Has it been running and maintained or just sitting and rotting? IMHO 3 years in the water isn't horrible up north, but it's definitely time for a haul, paint and a dry out period. Bring your moisture meter and hammer handle along with a good surveyor.
Its been lived on and maintained.
If you really want it, look for a surveyor and agree w/above you need to see everything running.
A new genny could cost $ 8 to $ 10 K depending on how much work you do yourself.
And that w/o any bells & whistles.
Approach it with skepticism and a surveyor and be sure to check the bottom, but I see no red flag due to it being in the water for 3 years if it's up north
They keep saying its still winterized and are unable to start engines due to exhaust leaking water and it being winterized
In July??? That's a deal breaker. A survey will not only involve firing up all systems, but putting the boat through its paces out on the water and then being hauled for a bottom check.
Very sound advice. Im going to accept it and not let my excitement get the better of me
NEVER let your excitement get the better of you when buying a boat. First of all they ALL look great in pictures. I've help many buyers check out boats. They all get that "It's so pretty" glassy-eyed look. My job was to tell them why they should walk away. On your own you should approach from my perspective and make the boat sell you.
And a soft floof is a no no right there. Seriously, if you have to come here and ask these questions.... you probably shouldn't get this boat.
Actually, if you see enough boat pictures and boats, you learn to see the tell tales of doom.
Actually he's exactly the type of person who needs to come here. We all have to learn somehow and it's a lot less expensive to do it through someone else's experience. There are no stupid questions because they all seek knowledge. Heck I've got over 60 years on the water and I'm still learning. Right here on YF in fact.

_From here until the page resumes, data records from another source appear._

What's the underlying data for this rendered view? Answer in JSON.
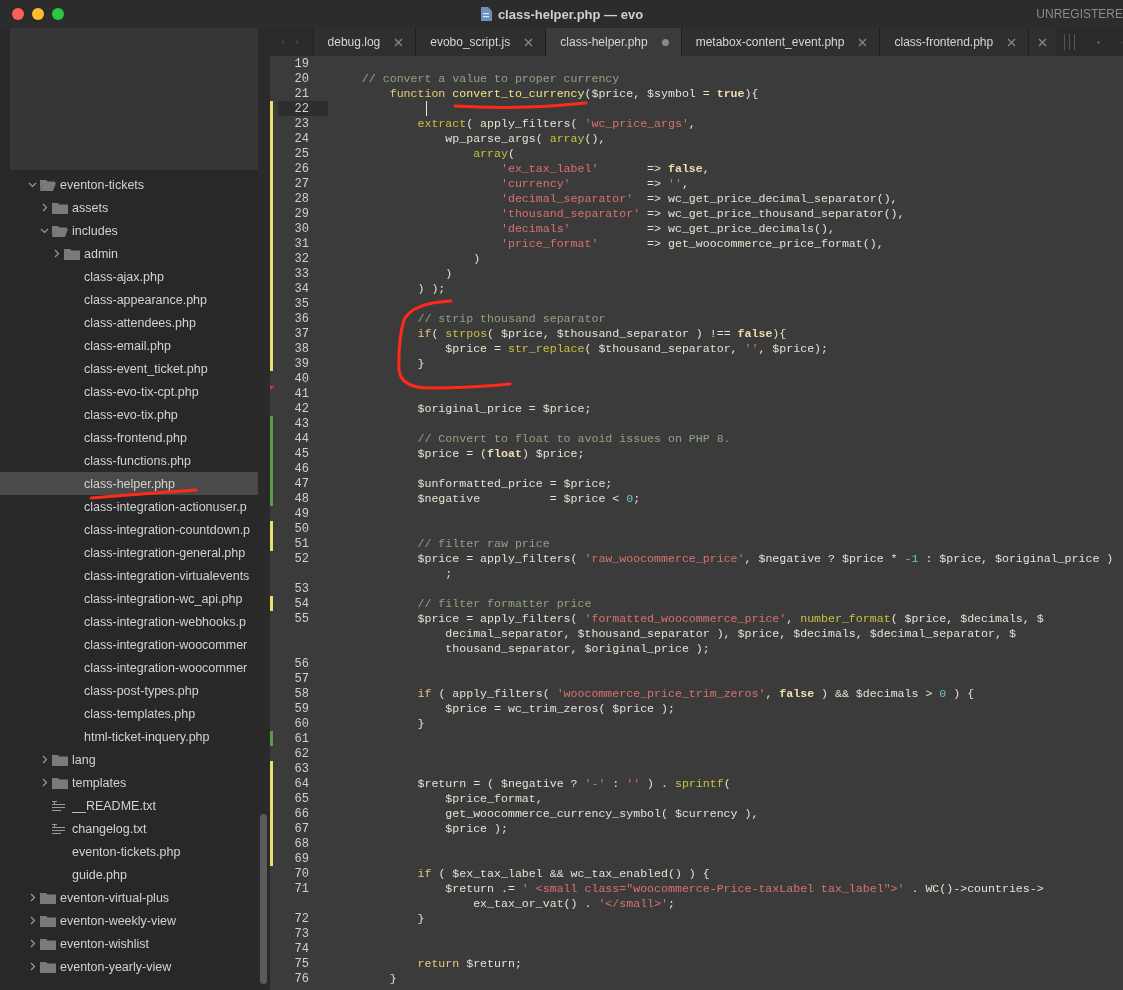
{
  "window": {
    "title": "class-helper.php — evo",
    "license": "UNREGISTERE"
  },
  "sidebar": {
    "items": [
      {
        "label": "eventon-tickets",
        "kind": "folder",
        "expanded": true,
        "selected": false,
        "children": [
          {
            "label": "assets",
            "kind": "folder",
            "expanded": false,
            "selected": false
          },
          {
            "label": "includes",
            "kind": "folder",
            "expanded": true,
            "selected": false,
            "children": [
              {
                "label": "admin",
                "kind": "folder",
                "expanded": false,
                "selected": false
              },
              {
                "label": "class-ajax.php",
                "kind": "file",
                "selected": false
              },
              {
                "label": "class-appearance.php",
                "kind": "file",
                "selected": false
              },
              {
                "label": "class-attendees.php",
                "kind": "file",
                "selected": false
              },
              {
                "label": "class-email.php",
                "kind": "file",
                "selected": false
              },
              {
                "label": "class-event_ticket.php",
                "kind": "file",
                "selected": false
              },
              {
                "label": "class-evo-tix-cpt.php",
                "kind": "file",
                "selected": false
              },
              {
                "label": "class-evo-tix.php",
                "kind": "file",
                "selected": false
              },
              {
                "label": "class-frontend.php",
                "kind": "file",
                "selected": false
              },
              {
                "label": "class-functions.php",
                "kind": "file",
                "selected": false
              },
              {
                "label": "class-helper.php",
                "kind": "file",
                "selected": true
              },
              {
                "label": "class-integration-actionuser.p",
                "kind": "file",
                "selected": false
              },
              {
                "label": "class-integration-countdown.p",
                "kind": "file",
                "selected": false
              },
              {
                "label": "class-integration-general.php",
                "kind": "file",
                "selected": false
              },
              {
                "label": "class-integration-virtualevents",
                "kind": "file",
                "selected": false
              },
              {
                "label": "class-integration-wc_api.php",
                "kind": "file",
                "selected": false
              },
              {
                "label": "class-integration-webhooks.p",
                "kind": "file",
                "selected": false
              },
              {
                "label": "class-integration-woocommer",
                "kind": "file",
                "selected": false
              },
              {
                "label": "class-integration-woocommer",
                "kind": "file",
                "selected": false
              },
              {
                "label": "class-post-types.php",
                "kind": "file",
                "selected": false
              },
              {
                "label": "class-templates.php",
                "kind": "file",
                "selected": false
              },
              {
                "label": "html-ticket-inquery.php",
                "kind": "file",
                "selected": false
              }
            ]
          },
          {
            "label": "lang",
            "kind": "folder",
            "expanded": false,
            "selected": false
          },
          {
            "label": "templates",
            "kind": "folder",
            "expanded": false,
            "selected": false
          },
          {
            "label": "__README.txt",
            "kind": "text",
            "selected": false
          },
          {
            "label": "changelog.txt",
            "kind": "text",
            "selected": false
          },
          {
            "label": "eventon-tickets.php",
            "kind": "file",
            "selected": false
          },
          {
            "label": "guide.php",
            "kind": "file",
            "selected": false
          }
        ]
      },
      {
        "label": "eventon-virtual-plus",
        "kind": "folder",
        "expanded": false,
        "selected": false
      },
      {
        "label": "eventon-weekly-view",
        "kind": "folder",
        "expanded": false,
        "selected": false
      },
      {
        "label": "eventon-wishlist",
        "kind": "folder",
        "expanded": false,
        "selected": false
      },
      {
        "label": "eventon-yearly-view",
        "kind": "folder",
        "expanded": false,
        "selected": false
      }
    ]
  },
  "tabs": [
    {
      "label": "debug.log",
      "selected": false,
      "modified": false
    },
    {
      "label": "evobo_script.js",
      "selected": false,
      "modified": false
    },
    {
      "label": "class-helper.php",
      "selected": true,
      "modified": true
    },
    {
      "label": "metabox-content_event.php",
      "selected": false,
      "modified": false
    },
    {
      "label": "class-frontend.php",
      "selected": false,
      "modified": false
    }
  ],
  "editor": {
    "lines": [
      {
        "number": "19",
        "kind": "plain",
        "current": false
      },
      {
        "number": "20",
        "kind": "plain",
        "current": false,
        "visual_lines": [
          [
            {
              "kind": "comment",
              "text": "    // convert a value to proper currency"
            }
          ]
        ]
      },
      {
        "number": "21",
        "kind": "plain",
        "current": false,
        "visual_lines": [
          [
            {
              "kind": "keyword",
              "text": "        function "
            },
            {
              "kind": "function",
              "text": "convert_to_currency"
            },
            {
              "kind": "plain",
              "text": "($price, $symbol = "
            },
            {
              "kind": "constant",
              "text": "true"
            },
            {
              "kind": "plain",
              "text": "){"
            }
          ]
        ]
      },
      {
        "number": "22",
        "kind": "modified",
        "current": true
      },
      {
        "number": "23",
        "kind": "modified",
        "current": false,
        "visual_lines": [
          [
            {
              "kind": "builtin",
              "text": "            extract"
            },
            {
              "kind": "plain",
              "text": "( apply_filters( "
            },
            {
              "kind": "string",
              "text": "'wc_price_args'"
            },
            {
              "kind": "plain",
              "text": ","
            }
          ]
        ]
      },
      {
        "number": "24",
        "kind": "modified",
        "current": false,
        "visual_lines": [
          [
            {
              "kind": "plain",
              "text": "                wp_parse_args( "
            },
            {
              "kind": "builtin",
              "text": "array"
            },
            {
              "kind": "plain",
              "text": "(),"
            }
          ]
        ]
      },
      {
        "number": "25",
        "kind": "modified",
        "current": false,
        "visual_lines": [
          [
            {
              "kind": "builtin",
              "text": "                    array"
            },
            {
              "kind": "plain",
              "text": "("
            }
          ]
        ]
      },
      {
        "number": "26",
        "kind": "modified",
        "current": false,
        "visual_lines": [
          [
            {
              "kind": "string",
              "text": "                        'ex_tax_label'"
            },
            {
              "kind": "plain",
              "text": "       => "
            },
            {
              "kind": "constant",
              "text": "false"
            },
            {
              "kind": "plain",
              "text": ","
            }
          ]
        ]
      },
      {
        "number": "27",
        "kind": "modified",
        "current": false,
        "visual_lines": [
          [
            {
              "kind": "string",
              "text": "                        'currency'"
            },
            {
              "kind": "plain",
              "text": "           => "
            },
            {
              "kind": "string",
              "text": "''"
            },
            {
              "kind": "plain",
              "text": ","
            }
          ]
        ]
      },
      {
        "number": "28",
        "kind": "modified",
        "current": false,
        "visual_lines": [
          [
            {
              "kind": "string",
              "text": "                        'decimal_separator'"
            },
            {
              "kind": "plain",
              "text": "  => wc_get_price_decimal_separator(),"
            }
          ]
        ]
      },
      {
        "number": "29",
        "kind": "modified",
        "current": false,
        "visual_lines": [
          [
            {
              "kind": "string",
              "text": "                        'thousand_separator'"
            },
            {
              "kind": "plain",
              "text": " => wc_get_price_thousand_separator(),"
            }
          ]
        ]
      },
      {
        "number": "30",
        "kind": "modified",
        "current": false,
        "visual_lines": [
          [
            {
              "kind": "string",
              "text": "                        'decimals'"
            },
            {
              "kind": "plain",
              "text": "           => wc_get_price_decimals(),"
            }
          ]
        ]
      },
      {
        "number": "31",
        "kind": "modified",
        "current": false,
        "visual_lines": [
          [
            {
              "kind": "string",
              "text": "                        'price_format'"
            },
            {
              "kind": "plain",
              "text": "       => get_woocommerce_price_format(),"
            }
          ]
        ]
      },
      {
        "number": "32",
        "kind": "modified",
        "current": false,
        "visual_lines": [
          [
            {
              "kind": "plain",
              "text": "                    )"
            }
          ]
        ]
      },
      {
        "number": "33",
        "kind": "modified",
        "current": false,
        "visual_lines": [
          [
            {
              "kind": "plain",
              "text": "                )"
            }
          ]
        ]
      },
      {
        "number": "34",
        "kind": "modified",
        "current": false,
        "visual_lines": [
          [
            {
              "kind": "plain",
              "text": "            ) );"
            }
          ]
        ]
      },
      {
        "number": "35",
        "kind": "modified",
        "current": false
      },
      {
        "number": "36",
        "kind": "modified",
        "current": false,
        "visual_lines": [
          [
            {
              "kind": "comment",
              "text": "            // strip thousand separator"
            }
          ]
        ]
      },
      {
        "number": "37",
        "kind": "modified",
        "current": false,
        "visual_lines": [
          [
            {
              "kind": "keyword",
              "text": "            if"
            },
            {
              "kind": "plain",
              "text": "( "
            },
            {
              "kind": "builtin",
              "text": "strpos"
            },
            {
              "kind": "plain",
              "text": "( $price, $thousand_separator ) !== "
            },
            {
              "kind": "constant",
              "text": "false"
            },
            {
              "kind": "plain",
              "text": "){"
            }
          ]
        ]
      },
      {
        "number": "38",
        "kind": "modified",
        "current": false,
        "visual_lines": [
          [
            {
              "kind": "plain",
              "text": "                $price = "
            },
            {
              "kind": "builtin",
              "text": "str_replace"
            },
            {
              "kind": "plain",
              "text": "( $thousand_separator, "
            },
            {
              "kind": "string",
              "text": "''"
            },
            {
              "kind": "plain",
              "text": ", $price);"
            }
          ]
        ]
      },
      {
        "number": "39",
        "kind": "modified",
        "current": false,
        "visual_lines": [
          [
            {
              "kind": "plain",
              "text": "            }"
            }
          ]
        ]
      },
      {
        "number": "40",
        "kind": "plain",
        "current": false
      },
      {
        "number": "41",
        "kind": "deleted",
        "current": false
      },
      {
        "number": "42",
        "kind": "plain",
        "current": false,
        "visual_lines": [
          [
            {
              "kind": "plain",
              "text": "            $original_price = $price;"
            }
          ]
        ]
      },
      {
        "number": "43",
        "kind": "added",
        "current": false
      },
      {
        "number": "44",
        "kind": "added",
        "current": false,
        "visual_lines": [
          [
            {
              "kind": "comment",
              "text": "            // Convert to float to avoid issues on PHP 8."
            }
          ]
        ]
      },
      {
        "number": "45",
        "kind": "added",
        "current": false,
        "visual_lines": [
          [
            {
              "kind": "plain",
              "text": "            $price = ("
            },
            {
              "kind": "constant",
              "text": "float"
            },
            {
              "kind": "plain",
              "text": ") $price;"
            }
          ]
        ]
      },
      {
        "number": "46",
        "kind": "added",
        "current": false
      },
      {
        "number": "47",
        "kind": "added",
        "current": false,
        "visual_lines": [
          [
            {
              "kind": "plain",
              "text": "            $unformatted_price = $price;"
            }
          ]
        ]
      },
      {
        "number": "48",
        "kind": "added",
        "current": false,
        "visual_lines": [
          [
            {
              "kind": "plain",
              "text": "            $negative          = $price < "
            },
            {
              "kind": "number",
              "text": "0"
            },
            {
              "kind": "plain",
              "text": ";"
            }
          ]
        ]
      },
      {
        "number": "49",
        "kind": "plain",
        "current": false
      },
      {
        "number": "50",
        "kind": "modified",
        "current": false
      },
      {
        "number": "51",
        "kind": "modified",
        "current": false,
        "visual_lines": [
          [
            {
              "kind": "comment",
              "text": "            // filter raw price"
            }
          ]
        ]
      },
      {
        "number": "52",
        "kind": "plain",
        "current": false,
        "visual_lines": [
          [
            {
              "kind": "plain",
              "text": "            $price = apply_filters( "
            },
            {
              "kind": "string",
              "text": "'raw_woocommerce_price'"
            },
            {
              "kind": "plain",
              "text": ", $negative ? $price * "
            },
            {
              "kind": "number",
              "text": "-1"
            },
            {
              "kind": "plain",
              "text": " : $price, $original_price )"
            }
          ],
          [
            {
              "kind": "plain",
              "text": "                ;"
            }
          ]
        ]
      },
      {
        "number": "53",
        "kind": "plain",
        "current": false
      },
      {
        "number": "54",
        "kind": "modified",
        "current": false,
        "visual_lines": [
          [
            {
              "kind": "comment",
              "text": "            // filter formatter price"
            }
          ]
        ]
      },
      {
        "number": "55",
        "kind": "plain",
        "current": false,
        "visual_lines": [
          [
            {
              "kind": "plain",
              "text": "            $price = apply_filters( "
            },
            {
              "kind": "string",
              "text": "'formatted_woocommerce_price'"
            },
            {
              "kind": "plain",
              "text": ", "
            },
            {
              "kind": "builtin",
              "text": "number_format"
            },
            {
              "kind": "plain",
              "text": "( $price, $decimals, $"
            }
          ],
          [
            {
              "kind": "plain",
              "text": "                decimal_separator, $thousand_separator ), $price, $decimals, $decimal_separator, $"
            }
          ],
          [
            {
              "kind": "plain",
              "text": "                thousand_separator, $original_price );"
            }
          ]
        ]
      },
      {
        "number": "56",
        "kind": "plain",
        "current": false
      },
      {
        "number": "57",
        "kind": "plain",
        "current": false
      },
      {
        "number": "58",
        "kind": "plain",
        "current": false,
        "visual_lines": [
          [
            {
              "kind": "keyword",
              "text": "            if"
            },
            {
              "kind": "plain",
              "text": " ( apply_filters( "
            },
            {
              "kind": "string",
              "text": "'woocommerce_price_trim_zeros'"
            },
            {
              "kind": "plain",
              "text": ", "
            },
            {
              "kind": "constant",
              "text": "false"
            },
            {
              "kind": "plain",
              "text": " ) && $decimals > "
            },
            {
              "kind": "number",
              "text": "0"
            },
            {
              "kind": "plain",
              "text": " ) {"
            }
          ]
        ]
      },
      {
        "number": "59",
        "kind": "plain",
        "current": false,
        "visual_lines": [
          [
            {
              "kind": "plain",
              "text": "                $price = wc_trim_zeros( $price );"
            }
          ]
        ]
      },
      {
        "number": "60",
        "kind": "plain",
        "current": false,
        "visual_lines": [
          [
            {
              "kind": "plain",
              "text": "            }"
            }
          ]
        ]
      },
      {
        "number": "61",
        "kind": "added",
        "current": false
      },
      {
        "number": "62",
        "kind": "plain",
        "current": false
      },
      {
        "number": "63",
        "kind": "modified",
        "current": false
      },
      {
        "number": "64",
        "kind": "modified",
        "current": false,
        "visual_lines": [
          [
            {
              "kind": "plain",
              "text": "            $return = ( $negative ? "
            },
            {
              "kind": "string",
              "text": "'-'"
            },
            {
              "kind": "plain",
              "text": " : "
            },
            {
              "kind": "string",
              "text": "''"
            },
            {
              "kind": "plain",
              "text": " ) . "
            },
            {
              "kind": "builtin",
              "text": "sprintf"
            },
            {
              "kind": "plain",
              "text": "("
            }
          ]
        ]
      },
      {
        "number": "65",
        "kind": "modified",
        "current": false,
        "visual_lines": [
          [
            {
              "kind": "plain",
              "text": "                $price_format,"
            }
          ]
        ]
      },
      {
        "number": "66",
        "kind": "modified",
        "current": false,
        "visual_lines": [
          [
            {
              "kind": "plain",
              "text": "                get_woocommerce_currency_symbol( $currency ),"
            }
          ]
        ]
      },
      {
        "number": "67",
        "kind": "modified",
        "current": false,
        "visual_lines": [
          [
            {
              "kind": "plain",
              "text": "                $price );"
            }
          ]
        ]
      },
      {
        "number": "68",
        "kind": "modified",
        "current": false
      },
      {
        "number": "69",
        "kind": "modified",
        "current": false
      },
      {
        "number": "70",
        "kind": "plain",
        "current": false,
        "visual_lines": [
          [
            {
              "kind": "keyword",
              "text": "            if"
            },
            {
              "kind": "plain",
              "text": " ( $ex_tax_label && wc_tax_enabled() ) {"
            }
          ]
        ]
      },
      {
        "number": "71",
        "kind": "plain",
        "current": false,
        "visual_lines": [
          [
            {
              "kind": "plain",
              "text": "                $return .= "
            },
            {
              "kind": "string",
              "text": "' <small class=\"woocommerce-Price-taxLabel tax_label\">'"
            },
            {
              "kind": "plain",
              "text": " . WC()->countries->"
            }
          ],
          [
            {
              "kind": "plain",
              "text": "                    ex_tax_or_vat() . "
            },
            {
              "kind": "string",
              "text": "'</small>'"
            },
            {
              "kind": "plain",
              "text": ";"
            }
          ]
        ]
      },
      {
        "number": "72",
        "kind": "plain",
        "current": false,
        "visual_lines": [
          [
            {
              "kind": "plain",
              "text": "            }"
            }
          ]
        ]
      },
      {
        "number": "73",
        "kind": "plain",
        "current": false
      },
      {
        "number": "74",
        "kind": "plain",
        "current": false
      },
      {
        "number": "75",
        "kind": "plain",
        "current": false,
        "visual_lines": [
          [
            {
              "kind": "keyword",
              "text": "            return"
            },
            {
              "kind": "plain",
              "text": " $return;"
            }
          ]
        ]
      },
      {
        "number": "76",
        "kind": "plain",
        "current": false,
        "visual_lines": [
          [
            {
              "kind": "plain",
              "text": "        }"
            }
          ]
        ]
      }
    ]
  }
}
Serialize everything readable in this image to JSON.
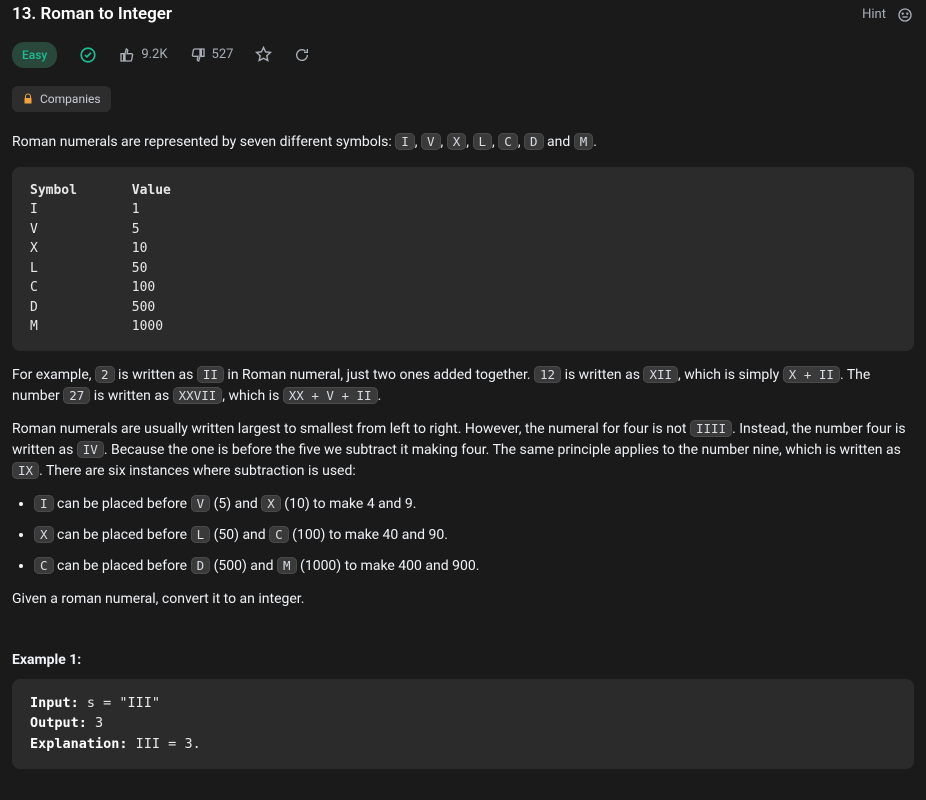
{
  "header": {
    "title": "13. Roman to Integer",
    "hint_label": "Hint"
  },
  "stats": {
    "difficulty": "Easy",
    "likes": "9.2K",
    "dislikes": "527"
  },
  "tags": {
    "companies": "Companies"
  },
  "intro": {
    "pre": "Roman numerals are represented by seven different symbols: ",
    "symbols": [
      "I",
      "V",
      "X",
      "L",
      "C",
      "D",
      "M"
    ],
    "and": " and ",
    "post": "."
  },
  "table": {
    "header_symbol": "Symbol",
    "header_value": "Value",
    "rows": [
      {
        "sym": "I",
        "val": "1"
      },
      {
        "sym": "V",
        "val": "5"
      },
      {
        "sym": "X",
        "val": "10"
      },
      {
        "sym": "L",
        "val": "50"
      },
      {
        "sym": "C",
        "val": "100"
      },
      {
        "sym": "D",
        "val": "500"
      },
      {
        "sym": "M",
        "val": "1000"
      }
    ]
  },
  "para_example": {
    "t0": "For example, ",
    "c0": "2",
    "t1": " is written as ",
    "c1": "II",
    "t2": " in Roman numeral, just two ones added together. ",
    "c2": "12",
    "t3": " is written as ",
    "c3": "XII",
    "t4": ", which is simply ",
    "c4": "X + II",
    "t5": ". The number ",
    "c5": "27",
    "t6": " is written as ",
    "c6": "XXVII",
    "t7": ", which is ",
    "c7": "XX + V + II",
    "t8": "."
  },
  "para_sub": {
    "t0": "Roman numerals are usually written largest to smallest from left to right. However, the numeral for four is not ",
    "c0": "IIII",
    "t1": ". Instead, the number four is written as ",
    "c1": "IV",
    "t2": ". Because the one is before the five we subtract it making four. The same principle applies to the number nine, which is written as ",
    "c2": "IX",
    "t3": ". There are six instances where subtraction is used:"
  },
  "rules": [
    {
      "c0": "I",
      "t0": " can be placed before ",
      "c1": "V",
      "t1": " (5) and ",
      "c2": "X",
      "t2": " (10) to make 4 and 9."
    },
    {
      "c0": "X",
      "t0": " can be placed before ",
      "c1": "L",
      "t1": " (50) and ",
      "c2": "C",
      "t2": " (100) to make 40 and 90."
    },
    {
      "c0": "C",
      "t0": " can be placed before ",
      "c1": "D",
      "t1": " (500) and ",
      "c2": "M",
      "t2": " (1000) to make 400 and 900."
    }
  ],
  "task": "Given a roman numeral, convert it to an integer.",
  "example": {
    "label": "Example 1:",
    "input_k": "Input:",
    "input_v": " s = \"III\"",
    "output_k": "Output:",
    "output_v": " 3",
    "expl_k": "Explanation:",
    "expl_v": " III = 3."
  }
}
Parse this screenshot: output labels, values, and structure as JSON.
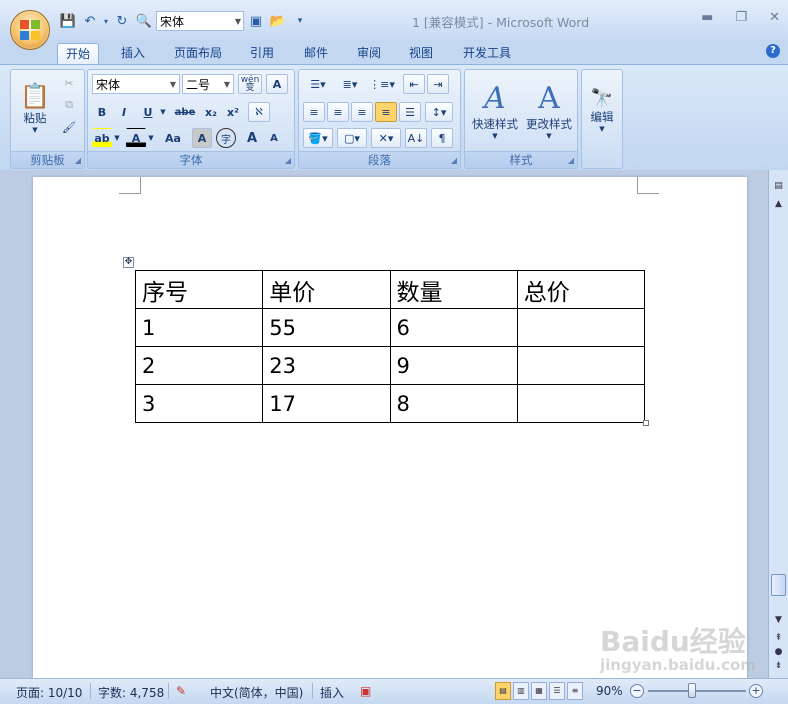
{
  "title_bar": {
    "title": "1 [兼容模式] - Microsoft Word",
    "font_quick": "宋体",
    "minimize": "▬",
    "maximize": "❐",
    "close": "✕"
  },
  "tabs": [
    {
      "label": "开始",
      "active": true
    },
    {
      "label": "插入"
    },
    {
      "label": "页面布局"
    },
    {
      "label": "引用"
    },
    {
      "label": "邮件"
    },
    {
      "label": "审阅"
    },
    {
      "label": "视图"
    },
    {
      "label": "开发工具"
    }
  ],
  "ribbon": {
    "clipboard": {
      "label": "剪贴板",
      "paste": "粘贴"
    },
    "font": {
      "label": "字体",
      "font_name": "宋体",
      "font_size": "二号",
      "wen": "wén\n变",
      "bold": "B",
      "italic": "I",
      "underline": "U",
      "strike": "abe",
      "sub": "x₂",
      "sup": "x²",
      "highlight": "ab",
      "color": "A",
      "case": "Aa",
      "shade": "A",
      "enclose": "字",
      "grow": "A",
      "shrink": "A"
    },
    "paragraph": {
      "label": "段落"
    },
    "styles": {
      "label": "样式",
      "quick": "快速样式",
      "change": "更改样式"
    },
    "edit": {
      "label": "编辑"
    }
  },
  "table": {
    "headers": [
      "序号",
      "单价",
      "数量",
      "总价"
    ],
    "rows": [
      [
        "1",
        "55",
        "6",
        ""
      ],
      [
        "2",
        "23",
        "9",
        ""
      ],
      [
        "3",
        "17",
        "8",
        ""
      ]
    ]
  },
  "status": {
    "page": "页面: 10/10",
    "words": "字数: 4,758",
    "language": "中文(简体，中国)",
    "mode": "插入",
    "zoom": "90%"
  },
  "watermark": {
    "text": "Baidu经验",
    "sub": "jingyan.baidu.com"
  }
}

Thank you sincerely! So many hobbies snub new members. I am new to big boats and have some knowledge of boating. I am looking to do it right and safe. I've owned a couple 38 Scarabs in the past and am looking to upgrade to a 46 Post.
After heeding the advice of members here I've located another boat. It's in running condition. It's a lot more money but i believe it'll be cheaper over all.
We're all born ignorant. The one thing I can't stress enough is to get a survey and make any offers contingent on a satisfactory survey. Expensive but money well spent. Someone here is sure to have a recommendation for a surveyor near where the boat is. The one thing you miss or overlook could cost you thousands before you take your first cruise. You might have caught another thread where the owner of a Mainship has rotted gasoline fuel tanks. No cheap fix for that. When you look at a 46' Post one thing to be aware of is that many of these were used as charter fishing boats. That's a testament to them, but it also means they got a lot of use and abuse. Another thing I'll suggest is when you check the engine room clip a pic of the boat's documentation numbers and look into its history as much as you can before hiring the surveyor.
And... don't rule out engine surveys with oil samples. They are a great baseline for where the engines stand today and maybe a forecast of where they will be in future hours. It is an additional expense but well worth it in my opinion. Also, they should have a maintenance log and receipts for work done. As a side, the people on this forum are some of the best out there with years of experience applicable to detroit's and Posts.
Welcome to boat shopping and learning how to read red flags. Can’t start because it s Winterized and has an exhaust leak means you have to assume the engines will need a rebuild
in any case, before spending money on survey, make sure your offer and contract require a sea trial before survey. This is critical to make sure the boat is even worth surveying. You don’t want to spend $2k in survey and haul out just to find out the engines run hot, don’t reach cruise speed or the boat has a nasty vibration ....
Don’t fall in love... look at other boats!
And as I found out, a motor survey will not catch a nut backing off the rocker bridge dropping a valve...stuff happens...be prepared...leave money in the bank so you can handle a major repair...and an oil analysis is an excellent tool!